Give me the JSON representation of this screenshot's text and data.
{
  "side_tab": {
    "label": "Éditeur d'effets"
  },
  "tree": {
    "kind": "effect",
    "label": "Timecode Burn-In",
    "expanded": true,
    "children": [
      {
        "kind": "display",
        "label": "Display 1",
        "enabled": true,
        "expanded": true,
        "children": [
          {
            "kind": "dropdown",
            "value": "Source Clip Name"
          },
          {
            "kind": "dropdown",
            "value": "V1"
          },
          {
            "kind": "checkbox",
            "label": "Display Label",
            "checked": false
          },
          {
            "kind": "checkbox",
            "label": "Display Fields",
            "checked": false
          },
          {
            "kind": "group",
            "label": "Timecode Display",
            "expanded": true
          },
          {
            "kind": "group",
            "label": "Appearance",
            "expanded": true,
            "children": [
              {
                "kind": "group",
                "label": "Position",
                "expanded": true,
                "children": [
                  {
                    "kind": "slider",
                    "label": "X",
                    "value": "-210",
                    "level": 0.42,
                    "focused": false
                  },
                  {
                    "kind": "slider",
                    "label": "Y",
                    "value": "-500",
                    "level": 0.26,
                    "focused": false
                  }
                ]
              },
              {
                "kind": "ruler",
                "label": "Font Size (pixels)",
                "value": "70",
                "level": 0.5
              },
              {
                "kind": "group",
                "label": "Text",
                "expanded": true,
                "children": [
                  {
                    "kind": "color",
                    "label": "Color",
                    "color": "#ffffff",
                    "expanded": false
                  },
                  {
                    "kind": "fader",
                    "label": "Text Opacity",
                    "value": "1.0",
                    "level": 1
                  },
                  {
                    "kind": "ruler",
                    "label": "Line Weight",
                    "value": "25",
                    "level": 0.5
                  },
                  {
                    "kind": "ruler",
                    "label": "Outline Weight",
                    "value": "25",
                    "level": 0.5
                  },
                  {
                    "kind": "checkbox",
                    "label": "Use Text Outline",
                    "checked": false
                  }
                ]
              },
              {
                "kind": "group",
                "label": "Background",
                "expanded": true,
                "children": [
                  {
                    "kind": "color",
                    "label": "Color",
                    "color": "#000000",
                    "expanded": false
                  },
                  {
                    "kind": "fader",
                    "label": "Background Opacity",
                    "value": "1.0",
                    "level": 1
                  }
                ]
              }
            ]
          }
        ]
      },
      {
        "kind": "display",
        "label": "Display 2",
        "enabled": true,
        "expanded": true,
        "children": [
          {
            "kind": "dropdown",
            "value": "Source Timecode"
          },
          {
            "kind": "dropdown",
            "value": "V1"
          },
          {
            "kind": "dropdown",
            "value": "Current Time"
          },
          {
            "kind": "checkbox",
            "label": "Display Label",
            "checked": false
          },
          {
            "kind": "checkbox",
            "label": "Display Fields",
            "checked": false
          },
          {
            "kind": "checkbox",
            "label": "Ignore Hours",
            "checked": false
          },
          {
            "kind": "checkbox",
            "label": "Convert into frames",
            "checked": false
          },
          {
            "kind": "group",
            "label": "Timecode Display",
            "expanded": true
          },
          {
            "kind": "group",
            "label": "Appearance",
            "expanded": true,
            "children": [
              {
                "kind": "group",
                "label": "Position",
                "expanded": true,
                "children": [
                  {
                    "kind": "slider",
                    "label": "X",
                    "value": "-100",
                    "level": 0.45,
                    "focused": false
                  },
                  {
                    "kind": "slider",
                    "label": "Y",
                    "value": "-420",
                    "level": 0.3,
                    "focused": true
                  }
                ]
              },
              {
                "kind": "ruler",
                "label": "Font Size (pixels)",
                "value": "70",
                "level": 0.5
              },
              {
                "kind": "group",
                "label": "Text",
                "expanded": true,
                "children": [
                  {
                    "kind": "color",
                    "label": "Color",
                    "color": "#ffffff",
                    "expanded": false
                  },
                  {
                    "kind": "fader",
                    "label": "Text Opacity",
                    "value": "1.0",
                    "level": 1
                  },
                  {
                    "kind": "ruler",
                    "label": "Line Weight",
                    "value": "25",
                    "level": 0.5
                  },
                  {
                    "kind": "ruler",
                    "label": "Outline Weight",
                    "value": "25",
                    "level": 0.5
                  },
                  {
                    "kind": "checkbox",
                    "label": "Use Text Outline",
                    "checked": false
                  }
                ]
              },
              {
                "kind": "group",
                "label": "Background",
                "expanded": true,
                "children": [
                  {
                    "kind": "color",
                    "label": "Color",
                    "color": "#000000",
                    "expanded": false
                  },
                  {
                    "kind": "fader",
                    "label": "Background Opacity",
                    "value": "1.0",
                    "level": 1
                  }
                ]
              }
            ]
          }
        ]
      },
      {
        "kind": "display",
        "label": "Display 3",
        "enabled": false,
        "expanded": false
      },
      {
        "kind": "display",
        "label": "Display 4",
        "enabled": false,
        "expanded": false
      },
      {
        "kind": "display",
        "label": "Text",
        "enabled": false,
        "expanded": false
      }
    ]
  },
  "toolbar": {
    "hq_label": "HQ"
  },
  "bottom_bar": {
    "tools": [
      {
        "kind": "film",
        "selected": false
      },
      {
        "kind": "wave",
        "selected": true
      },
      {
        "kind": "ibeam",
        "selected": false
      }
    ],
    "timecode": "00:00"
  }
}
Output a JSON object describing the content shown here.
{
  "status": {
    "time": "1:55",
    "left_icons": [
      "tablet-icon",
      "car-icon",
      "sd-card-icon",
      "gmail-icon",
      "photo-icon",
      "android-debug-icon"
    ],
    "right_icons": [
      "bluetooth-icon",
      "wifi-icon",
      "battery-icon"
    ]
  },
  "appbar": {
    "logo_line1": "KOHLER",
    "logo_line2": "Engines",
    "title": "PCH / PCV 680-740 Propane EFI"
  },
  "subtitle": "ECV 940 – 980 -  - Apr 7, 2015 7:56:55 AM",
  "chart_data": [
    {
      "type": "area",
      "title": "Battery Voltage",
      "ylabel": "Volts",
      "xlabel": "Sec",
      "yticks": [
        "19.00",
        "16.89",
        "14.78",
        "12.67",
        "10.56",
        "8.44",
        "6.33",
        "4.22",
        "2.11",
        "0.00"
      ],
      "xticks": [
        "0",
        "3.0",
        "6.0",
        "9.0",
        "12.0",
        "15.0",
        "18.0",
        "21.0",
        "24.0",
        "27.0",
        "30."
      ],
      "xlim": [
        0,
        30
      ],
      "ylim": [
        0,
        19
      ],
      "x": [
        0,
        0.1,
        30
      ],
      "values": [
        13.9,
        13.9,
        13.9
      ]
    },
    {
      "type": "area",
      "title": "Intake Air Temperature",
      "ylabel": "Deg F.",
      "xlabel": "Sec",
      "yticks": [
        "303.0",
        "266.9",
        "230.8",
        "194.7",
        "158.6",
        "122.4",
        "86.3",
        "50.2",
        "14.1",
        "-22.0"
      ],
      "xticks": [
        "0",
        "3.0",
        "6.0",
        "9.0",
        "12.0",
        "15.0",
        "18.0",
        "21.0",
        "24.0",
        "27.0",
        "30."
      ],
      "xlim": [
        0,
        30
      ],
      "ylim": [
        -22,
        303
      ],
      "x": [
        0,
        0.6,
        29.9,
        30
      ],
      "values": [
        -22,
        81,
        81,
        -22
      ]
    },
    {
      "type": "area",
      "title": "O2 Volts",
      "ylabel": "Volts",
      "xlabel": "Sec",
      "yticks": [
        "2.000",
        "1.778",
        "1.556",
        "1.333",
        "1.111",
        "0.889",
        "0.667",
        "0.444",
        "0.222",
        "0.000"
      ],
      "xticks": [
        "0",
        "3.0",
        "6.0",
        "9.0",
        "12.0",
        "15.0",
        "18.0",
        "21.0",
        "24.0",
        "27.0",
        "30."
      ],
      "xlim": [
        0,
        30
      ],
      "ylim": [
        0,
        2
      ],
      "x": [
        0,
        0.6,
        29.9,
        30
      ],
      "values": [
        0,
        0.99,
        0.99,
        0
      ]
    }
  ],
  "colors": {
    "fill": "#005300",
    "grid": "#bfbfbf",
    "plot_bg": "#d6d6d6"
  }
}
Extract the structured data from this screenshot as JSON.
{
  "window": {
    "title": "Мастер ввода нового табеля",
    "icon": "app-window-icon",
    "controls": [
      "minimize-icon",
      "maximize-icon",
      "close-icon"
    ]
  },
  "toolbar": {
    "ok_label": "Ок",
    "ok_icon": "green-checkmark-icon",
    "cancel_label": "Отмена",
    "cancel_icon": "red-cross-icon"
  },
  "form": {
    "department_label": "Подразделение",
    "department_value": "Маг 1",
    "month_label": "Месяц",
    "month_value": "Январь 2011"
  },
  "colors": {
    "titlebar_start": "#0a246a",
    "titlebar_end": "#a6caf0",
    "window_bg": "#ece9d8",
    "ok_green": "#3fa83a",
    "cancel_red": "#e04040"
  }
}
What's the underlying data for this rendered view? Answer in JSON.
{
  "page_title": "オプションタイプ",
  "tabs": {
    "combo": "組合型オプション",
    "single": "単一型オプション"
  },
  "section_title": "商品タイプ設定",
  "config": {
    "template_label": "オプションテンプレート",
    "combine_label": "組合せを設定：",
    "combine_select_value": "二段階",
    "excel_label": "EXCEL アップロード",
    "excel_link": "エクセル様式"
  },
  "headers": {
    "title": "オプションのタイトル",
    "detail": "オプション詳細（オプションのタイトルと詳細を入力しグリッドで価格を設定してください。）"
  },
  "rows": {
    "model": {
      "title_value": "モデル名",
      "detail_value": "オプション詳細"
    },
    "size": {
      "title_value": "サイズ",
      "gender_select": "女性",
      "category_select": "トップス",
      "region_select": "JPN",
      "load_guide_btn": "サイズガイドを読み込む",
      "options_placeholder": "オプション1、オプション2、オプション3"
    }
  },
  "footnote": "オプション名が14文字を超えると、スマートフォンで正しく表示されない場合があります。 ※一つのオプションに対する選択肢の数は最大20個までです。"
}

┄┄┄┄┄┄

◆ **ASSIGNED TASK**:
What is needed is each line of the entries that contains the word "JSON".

◆ **FINISHED EXERCISE**:
Give me the JSON representation of this screenshot's text and data.
Output a JSON object describing the content shown here.
Extract the structured data from this screenshot as JSON.
What's the underlying data for this rendered view? Answer in JSON.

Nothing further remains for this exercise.